### Provided information ###
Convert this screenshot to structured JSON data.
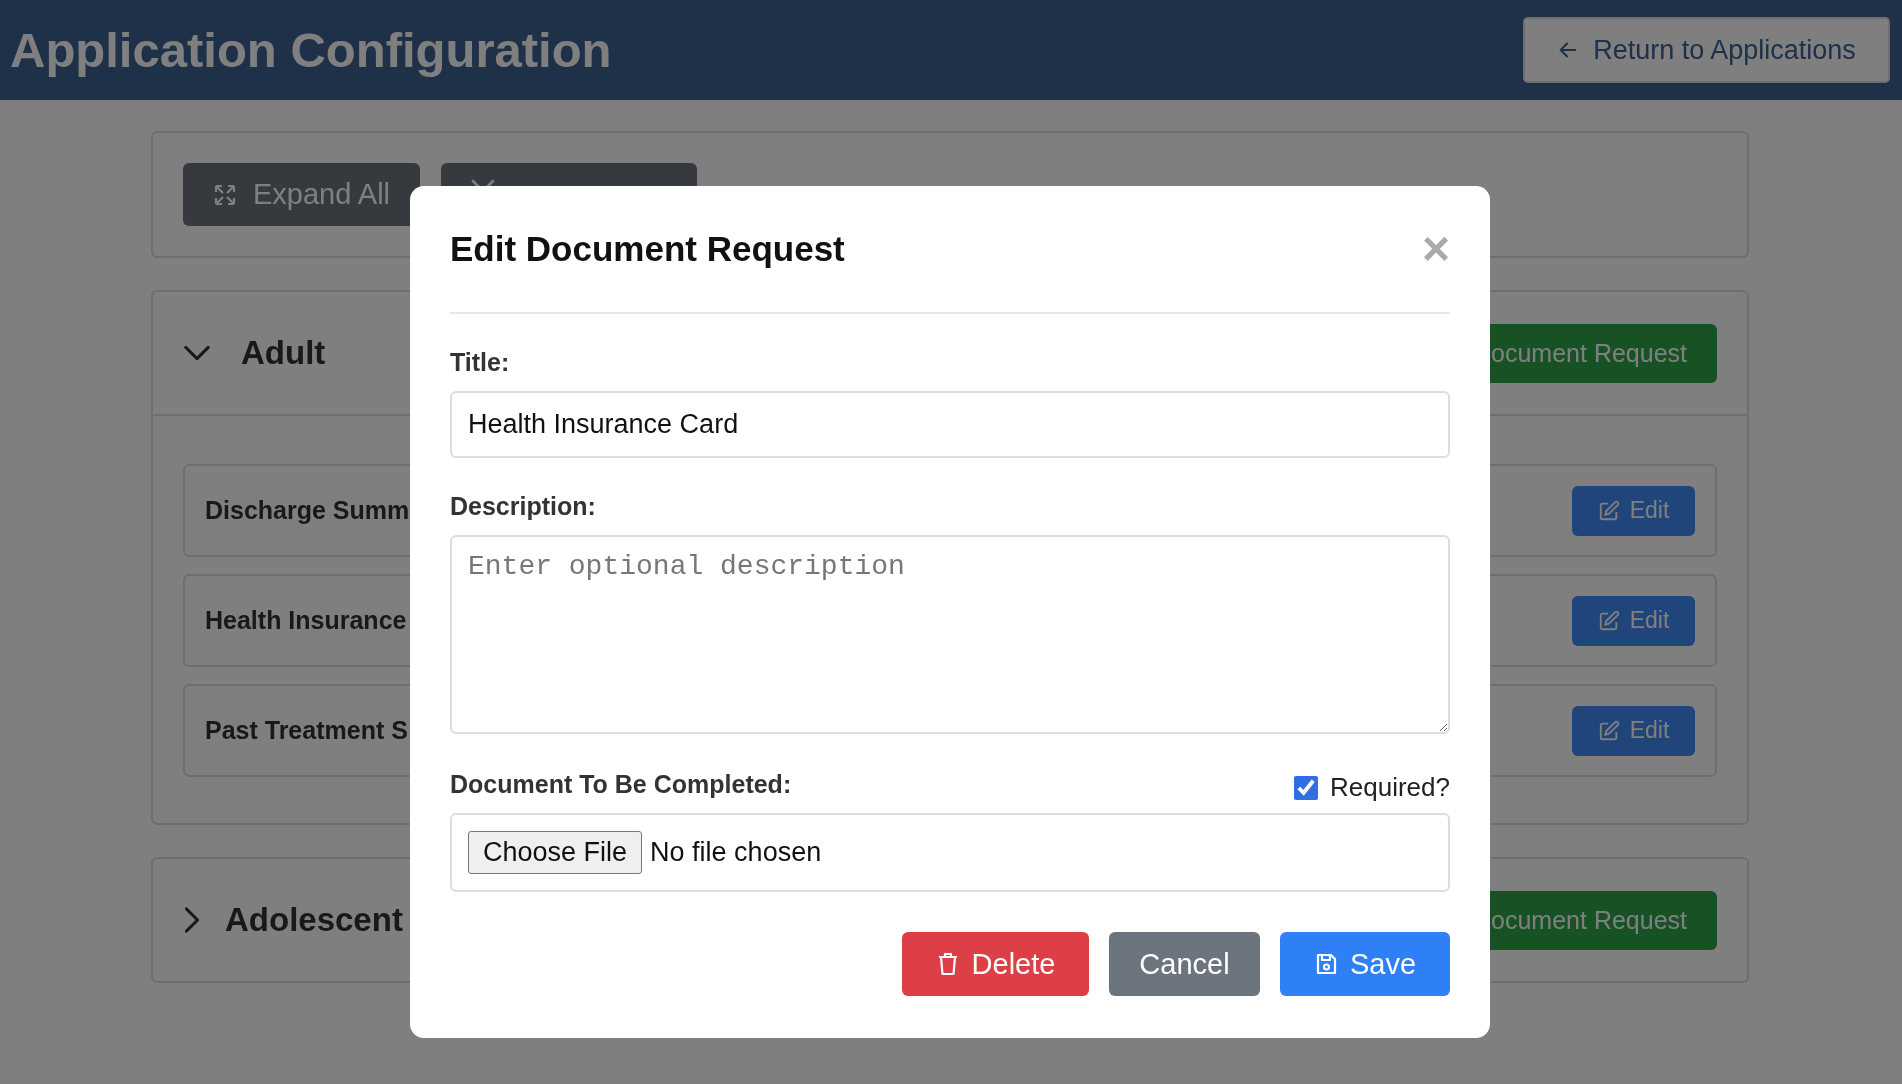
{
  "header": {
    "title": "Application Configuration",
    "back_button": "Return to Applications"
  },
  "toolbar": {
    "expand_button": "Expand All"
  },
  "sections": [
    {
      "title": "Adult",
      "expanded": true,
      "add_button": "ocument Request",
      "items": [
        {
          "title": "Discharge Summ",
          "edit_button": "Edit"
        },
        {
          "title": "Health Insurance",
          "edit_button": "Edit"
        },
        {
          "title": "Past Treatment S",
          "edit_button": "Edit"
        }
      ]
    },
    {
      "title": "Adolescent",
      "expanded": false,
      "add_button": "ocument Request"
    }
  ],
  "modal": {
    "title": "Edit Document Request",
    "close": "×",
    "title_label": "Title:",
    "title_value": "Health Insurance Card",
    "description_label": "Description:",
    "description_placeholder": "Enter optional description",
    "document_label": "Document To Be Completed:",
    "required_label": "Required?",
    "required": true,
    "file_button": "Choose File",
    "file_status": "No file chosen",
    "buttons": [
      {
        "kind": "delete",
        "label": "Delete"
      },
      {
        "kind": "cancel",
        "label": "Cancel"
      },
      {
        "kind": "save",
        "label": "Save"
      }
    ]
  }
}
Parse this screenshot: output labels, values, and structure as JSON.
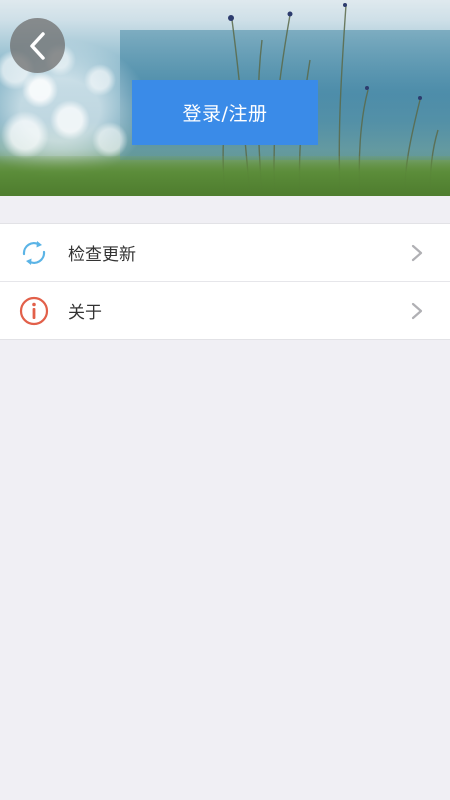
{
  "header": {
    "back_icon": "chevron-left-icon",
    "login_label": "登录/注册"
  },
  "menu": {
    "items": [
      {
        "label": "检查更新",
        "icon": "refresh-icon",
        "icon_color": "#5bb4e6"
      },
      {
        "label": "关于",
        "icon": "info-icon",
        "icon_color": "#e2604a"
      }
    ]
  },
  "colors": {
    "accent": "#3a8be8",
    "background": "#f0eff4"
  }
}
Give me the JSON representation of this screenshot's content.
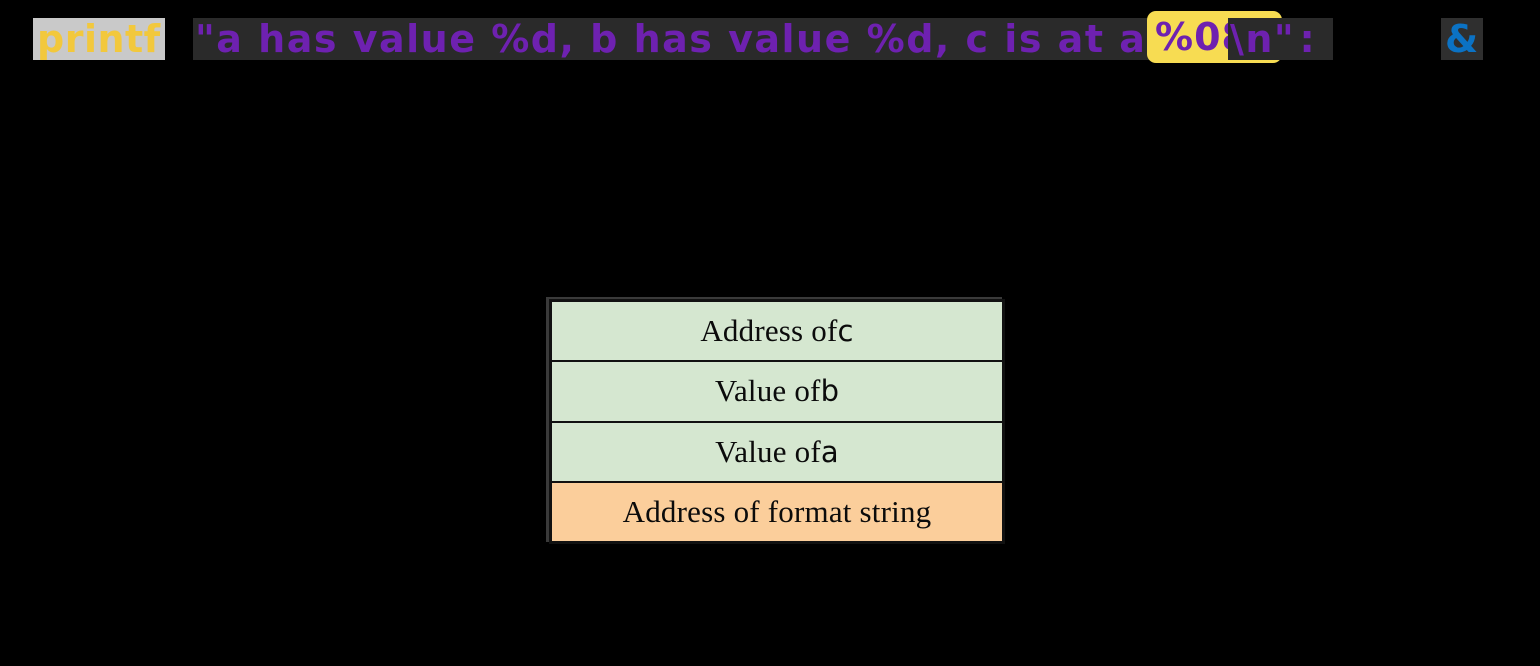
{
  "code_line": {
    "function_name": "printf",
    "string_before_highlight": "\"a has value %d, b has value %d, c is at address: ",
    "highlighted_specifier": "%08x",
    "string_after_highlight": "\\n\"",
    "ampersand": "&",
    "colors": {
      "function_name": "#F2C83C",
      "string": "#6E21B0",
      "highlight_background": "#F7DC52",
      "ampersand": "#0B72C4",
      "token_background": "#C9C9C9"
    }
  },
  "stack_diagram": {
    "rows": [
      {
        "label": "Address of ",
        "variable": "c",
        "color": "#D5E7D0",
        "kind": "green"
      },
      {
        "label": "Value of ",
        "variable": "b",
        "color": "#D5E7D0",
        "kind": "green"
      },
      {
        "label": "Value of ",
        "variable": "a",
        "color": "#D5E7D0",
        "kind": "green"
      },
      {
        "label": "Address of format string",
        "variable": "",
        "color": "#FBCE9B",
        "kind": "orange"
      }
    ]
  }
}
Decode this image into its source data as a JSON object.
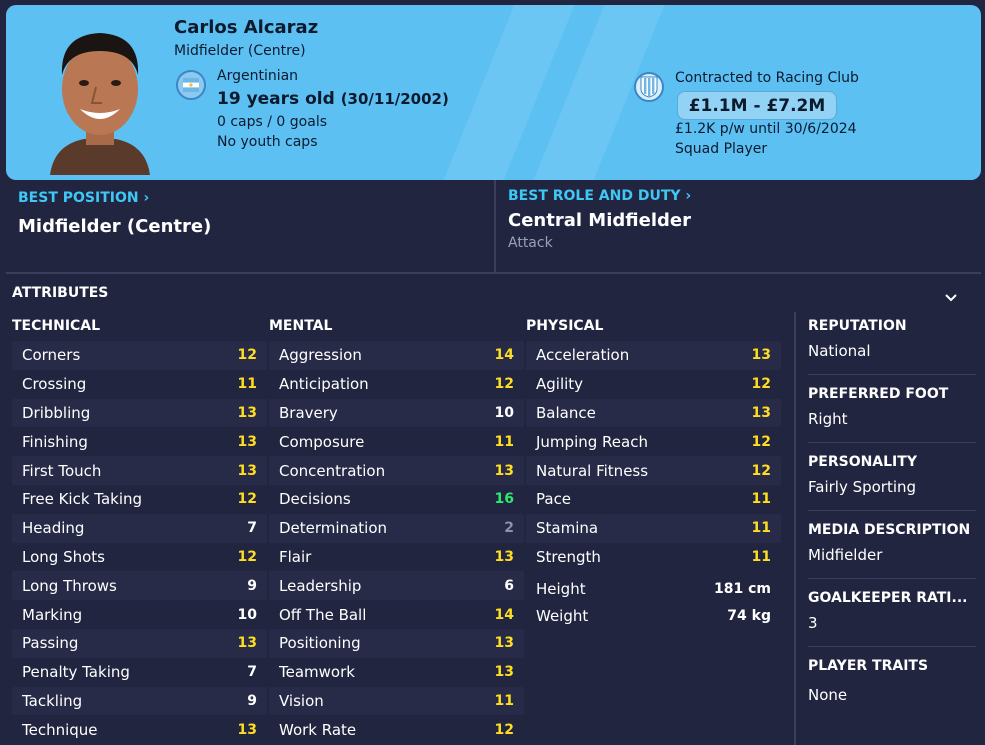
{
  "player": {
    "name": "Carlos Alcaraz",
    "position": "Midfielder (Centre)",
    "nationality": "Argentinian",
    "age": "19 years old",
    "dob": "(30/11/2002)",
    "caps": "0 caps / 0 goals",
    "youth_caps": "No youth caps"
  },
  "contract": {
    "club": "Contracted to Racing Club",
    "value": "£1.1M - £7.2M",
    "wage": "£1.2K p/w until 30/6/2024",
    "status": "Squad Player"
  },
  "best_position": {
    "label": "BEST POSITION",
    "value": "Midfielder (Centre)"
  },
  "best_role": {
    "label": "BEST ROLE AND DUTY",
    "value": "Central Midfielder",
    "duty": "Attack"
  },
  "attributes_title": "ATTRIBUTES",
  "technical": {
    "title": "TECHNICAL",
    "items": [
      {
        "name": "Corners",
        "value": "12",
        "color": "yellow"
      },
      {
        "name": "Crossing",
        "value": "11",
        "color": "yellow"
      },
      {
        "name": "Dribbling",
        "value": "13",
        "color": "yellow"
      },
      {
        "name": "Finishing",
        "value": "13",
        "color": "yellow"
      },
      {
        "name": "First Touch",
        "value": "13",
        "color": "yellow"
      },
      {
        "name": "Free Kick Taking",
        "value": "12",
        "color": "yellow"
      },
      {
        "name": "Heading",
        "value": "7",
        "color": "white"
      },
      {
        "name": "Long Shots",
        "value": "12",
        "color": "yellow"
      },
      {
        "name": "Long Throws",
        "value": "9",
        "color": "white"
      },
      {
        "name": "Marking",
        "value": "10",
        "color": "white"
      },
      {
        "name": "Passing",
        "value": "13",
        "color": "yellow"
      },
      {
        "name": "Penalty Taking",
        "value": "7",
        "color": "white"
      },
      {
        "name": "Tackling",
        "value": "9",
        "color": "white"
      },
      {
        "name": "Technique",
        "value": "13",
        "color": "yellow"
      }
    ]
  },
  "mental": {
    "title": "MENTAL",
    "items": [
      {
        "name": "Aggression",
        "value": "14",
        "color": "yellow"
      },
      {
        "name": "Anticipation",
        "value": "12",
        "color": "yellow"
      },
      {
        "name": "Bravery",
        "value": "10",
        "color": "white"
      },
      {
        "name": "Composure",
        "value": "11",
        "color": "yellow"
      },
      {
        "name": "Concentration",
        "value": "13",
        "color": "yellow"
      },
      {
        "name": "Decisions",
        "value": "16",
        "color": "green"
      },
      {
        "name": "Determination",
        "value": "2",
        "color": "grey"
      },
      {
        "name": "Flair",
        "value": "13",
        "color": "yellow"
      },
      {
        "name": "Leadership",
        "value": "6",
        "color": "white"
      },
      {
        "name": "Off The Ball",
        "value": "14",
        "color": "yellow"
      },
      {
        "name": "Positioning",
        "value": "13",
        "color": "yellow"
      },
      {
        "name": "Teamwork",
        "value": "13",
        "color": "yellow"
      },
      {
        "name": "Vision",
        "value": "11",
        "color": "yellow"
      },
      {
        "name": "Work Rate",
        "value": "12",
        "color": "yellow"
      }
    ]
  },
  "physical": {
    "title": "PHYSICAL",
    "items": [
      {
        "name": "Acceleration",
        "value": "13",
        "color": "yellow"
      },
      {
        "name": "Agility",
        "value": "12",
        "color": "yellow"
      },
      {
        "name": "Balance",
        "value": "13",
        "color": "yellow"
      },
      {
        "name": "Jumping Reach",
        "value": "12",
        "color": "yellow"
      },
      {
        "name": "Natural Fitness",
        "value": "12",
        "color": "yellow"
      },
      {
        "name": "Pace",
        "value": "11",
        "color": "yellow"
      },
      {
        "name": "Stamina",
        "value": "11",
        "color": "yellow"
      },
      {
        "name": "Strength",
        "value": "11",
        "color": "yellow"
      }
    ],
    "height_label": "Height",
    "height": "181 cm",
    "weight_label": "Weight",
    "weight": "74 kg"
  },
  "info": {
    "reputation_label": "REPUTATION",
    "reputation": "National",
    "foot_label": "PREFERRED FOOT",
    "foot": "Right",
    "personality_label": "PERSONALITY",
    "personality": "Fairly Sporting",
    "media_label": "MEDIA DESCRIPTION",
    "media": "Midfielder",
    "gk_label": "GOALKEEPER RATI...",
    "gk": "3",
    "traits_label": "PLAYER TRAITS",
    "traits": "None"
  },
  "colors": {
    "header_bg": "#5cc0f3",
    "page_bg": "#212540",
    "accent": "#3fc8f5",
    "attr_yellow": "#ffde21",
    "attr_green": "#2ee86e",
    "attr_grey": "#8d92a6"
  }
}
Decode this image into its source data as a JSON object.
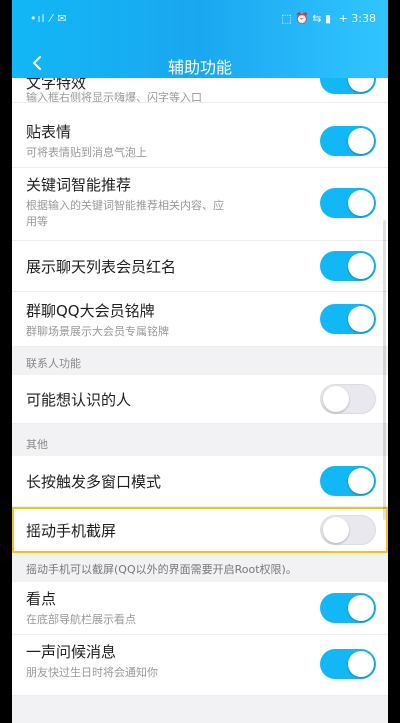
{
  "status_bar": {
    "left": "•ıl ⁄ ✉",
    "right_icons": "⬚ ⏰ ⇆ ▮",
    "time": "+ 3:38"
  },
  "header": {
    "title": "辅助功能"
  },
  "items": [
    {
      "main": "文字特效",
      "sub": "输入框右侧将显示嗨爆、闪字等入口",
      "on": true
    },
    {
      "main": "贴表情",
      "sub": "可将表情贴到消息气泡上",
      "on": true
    },
    {
      "main": "关键词智能推荐",
      "sub": "根据输入的关键词智能推荐相关内容、应",
      "sub2": "用等",
      "on": true
    },
    {
      "main": "展示聊天列表会员红名",
      "on": true
    },
    {
      "main": "群聊QQ大会员铭牌",
      "sub": "群聊场景展示大会员专属铭牌",
      "on": true
    }
  ],
  "section_contacts": "联系人功能",
  "contacts": [
    {
      "main": "可能想认识的人",
      "on": false
    }
  ],
  "section_other": "其他",
  "other": [
    {
      "main": "长按触发多窗口模式",
      "on": true
    },
    {
      "main": "摇动手机截屏",
      "on": false
    }
  ],
  "shake_note": "摇动手机可以截屏(QQ以外的界面需要开启Root权限)。",
  "bottom": [
    {
      "main": "看点",
      "sub": "在底部导航栏展示看点",
      "on": true
    },
    {
      "main": "一声问候消息",
      "sub": "朋友快过生日时将会通知你",
      "on": true
    }
  ],
  "colors": {
    "accent": "#12b7f5",
    "highlight": "#f4c224"
  }
}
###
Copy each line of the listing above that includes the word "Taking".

        "name": "Free Kick Taking",
        "name": "Penalty Taking",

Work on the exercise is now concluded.